Local mountain bikers have spent the last decade building their own makeshift park just off the Ganatchio Trail in the Little River corridor.

But they are worried their park will soon be flattened by the City of Windsor.

The unofficial park has led to complaints from some residents, but the people who use the park are finding some support at city hall.

For 10 years the homemade park has been a "hidden gem" according to Terry Pargelen, who rides there as much as possible.

“We don't want to lose what we have," says Pargelen. “We got word last week that the city was going to come and they want to knock it down and flatten it due to liability reasons and everything."

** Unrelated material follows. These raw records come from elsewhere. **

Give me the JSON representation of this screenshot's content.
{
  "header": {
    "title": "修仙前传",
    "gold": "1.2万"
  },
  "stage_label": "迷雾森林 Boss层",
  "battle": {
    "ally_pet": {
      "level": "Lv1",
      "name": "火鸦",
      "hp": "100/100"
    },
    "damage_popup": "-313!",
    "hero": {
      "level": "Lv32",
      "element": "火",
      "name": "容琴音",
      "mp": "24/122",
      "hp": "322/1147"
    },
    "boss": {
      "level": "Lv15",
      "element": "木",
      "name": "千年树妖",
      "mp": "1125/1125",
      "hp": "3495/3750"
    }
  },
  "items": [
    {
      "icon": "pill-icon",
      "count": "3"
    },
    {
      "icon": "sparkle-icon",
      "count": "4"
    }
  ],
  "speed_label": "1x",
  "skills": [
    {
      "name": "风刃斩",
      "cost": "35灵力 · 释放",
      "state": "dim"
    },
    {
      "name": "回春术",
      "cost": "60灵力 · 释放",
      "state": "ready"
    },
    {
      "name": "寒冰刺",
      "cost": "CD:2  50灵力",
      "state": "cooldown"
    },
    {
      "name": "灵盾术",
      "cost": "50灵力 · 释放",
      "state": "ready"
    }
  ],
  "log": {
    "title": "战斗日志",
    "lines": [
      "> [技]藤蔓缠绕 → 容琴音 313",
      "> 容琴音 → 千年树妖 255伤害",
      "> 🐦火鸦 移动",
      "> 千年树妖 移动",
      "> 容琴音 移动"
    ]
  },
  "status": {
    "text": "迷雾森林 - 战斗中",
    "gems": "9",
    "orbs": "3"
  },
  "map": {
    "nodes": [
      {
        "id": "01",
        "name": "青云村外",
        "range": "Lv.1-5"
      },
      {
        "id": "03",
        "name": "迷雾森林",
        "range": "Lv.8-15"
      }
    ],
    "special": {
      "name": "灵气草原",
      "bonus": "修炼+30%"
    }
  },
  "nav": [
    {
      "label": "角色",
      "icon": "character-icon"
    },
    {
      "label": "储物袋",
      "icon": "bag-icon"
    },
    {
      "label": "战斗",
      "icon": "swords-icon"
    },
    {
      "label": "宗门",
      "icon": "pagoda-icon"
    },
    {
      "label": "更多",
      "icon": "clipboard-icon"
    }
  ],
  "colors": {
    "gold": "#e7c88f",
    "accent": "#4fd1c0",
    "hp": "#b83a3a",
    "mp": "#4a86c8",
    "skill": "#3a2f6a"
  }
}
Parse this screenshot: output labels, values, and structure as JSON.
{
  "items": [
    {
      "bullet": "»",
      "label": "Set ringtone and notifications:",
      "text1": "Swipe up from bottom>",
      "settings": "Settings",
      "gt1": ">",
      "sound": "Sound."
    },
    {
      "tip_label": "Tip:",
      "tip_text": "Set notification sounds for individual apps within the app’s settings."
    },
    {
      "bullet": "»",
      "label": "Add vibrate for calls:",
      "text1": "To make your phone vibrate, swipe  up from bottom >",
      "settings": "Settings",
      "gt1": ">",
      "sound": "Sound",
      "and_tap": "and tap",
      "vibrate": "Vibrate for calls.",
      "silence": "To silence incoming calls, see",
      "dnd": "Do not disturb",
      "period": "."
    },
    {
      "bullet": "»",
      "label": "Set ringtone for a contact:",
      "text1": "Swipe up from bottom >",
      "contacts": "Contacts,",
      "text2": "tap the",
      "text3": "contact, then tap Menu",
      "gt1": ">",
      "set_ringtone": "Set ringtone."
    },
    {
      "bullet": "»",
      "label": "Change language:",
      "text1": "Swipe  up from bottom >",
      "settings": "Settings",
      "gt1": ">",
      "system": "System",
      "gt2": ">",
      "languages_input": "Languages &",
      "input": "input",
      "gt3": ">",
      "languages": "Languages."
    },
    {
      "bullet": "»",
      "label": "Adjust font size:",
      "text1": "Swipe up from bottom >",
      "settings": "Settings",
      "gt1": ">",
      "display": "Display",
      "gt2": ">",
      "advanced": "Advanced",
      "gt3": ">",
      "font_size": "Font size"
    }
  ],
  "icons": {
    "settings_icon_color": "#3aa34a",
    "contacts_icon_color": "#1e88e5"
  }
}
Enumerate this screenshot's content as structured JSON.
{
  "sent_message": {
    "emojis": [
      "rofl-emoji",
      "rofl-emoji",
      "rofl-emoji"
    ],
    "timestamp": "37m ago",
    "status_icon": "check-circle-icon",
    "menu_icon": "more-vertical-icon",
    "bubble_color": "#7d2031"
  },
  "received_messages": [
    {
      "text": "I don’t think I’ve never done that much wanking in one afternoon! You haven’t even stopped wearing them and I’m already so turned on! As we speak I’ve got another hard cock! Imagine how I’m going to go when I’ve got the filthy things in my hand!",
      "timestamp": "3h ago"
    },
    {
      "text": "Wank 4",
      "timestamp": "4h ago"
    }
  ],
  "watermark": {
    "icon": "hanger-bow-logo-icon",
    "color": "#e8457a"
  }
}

Pargelen and other mountain bikers have shaped jumps and cleared brush to have their own place to enjoy.

“The city has skate parks for the skate boarders and the scooters and the bmx'ers, there's nothing really geared towards bikers that ride large bike like we ride," he says.

The group met with Ward 7 councillor Irek Kusmierczyk Monday afternoon to see what can be done.

“I've asked administration to take a pause and see what we can do to work with the off road cycling community in terms of maintaining that infrastructure."

Kusmierczyk believes there are valid safety concerns but that doesn't mean the park should be destroyed.

“City of Toronto was dealing with a number of these informal parks that were being built and their response was to actually build and design a formal off road bicycle course,” says Kusmierczyk.

Kusmierczyk tells CTV News he hopes administration will look into whether or not this is something to build upon rather than remove.

“They actually brought in a world expert to help them design it to make sure that it is a safe as it possible can be and legitimate and what not, and maybe that's the process that we need to look at here as well," says Kusmierczyk.

Kusmierczyk says he will bring the issue up at the next city council meeting later this month.

“We're willing to work with the city in any way we have to to make this spot stay or have another spot that's viable for this type of use in the future," says Pargelen.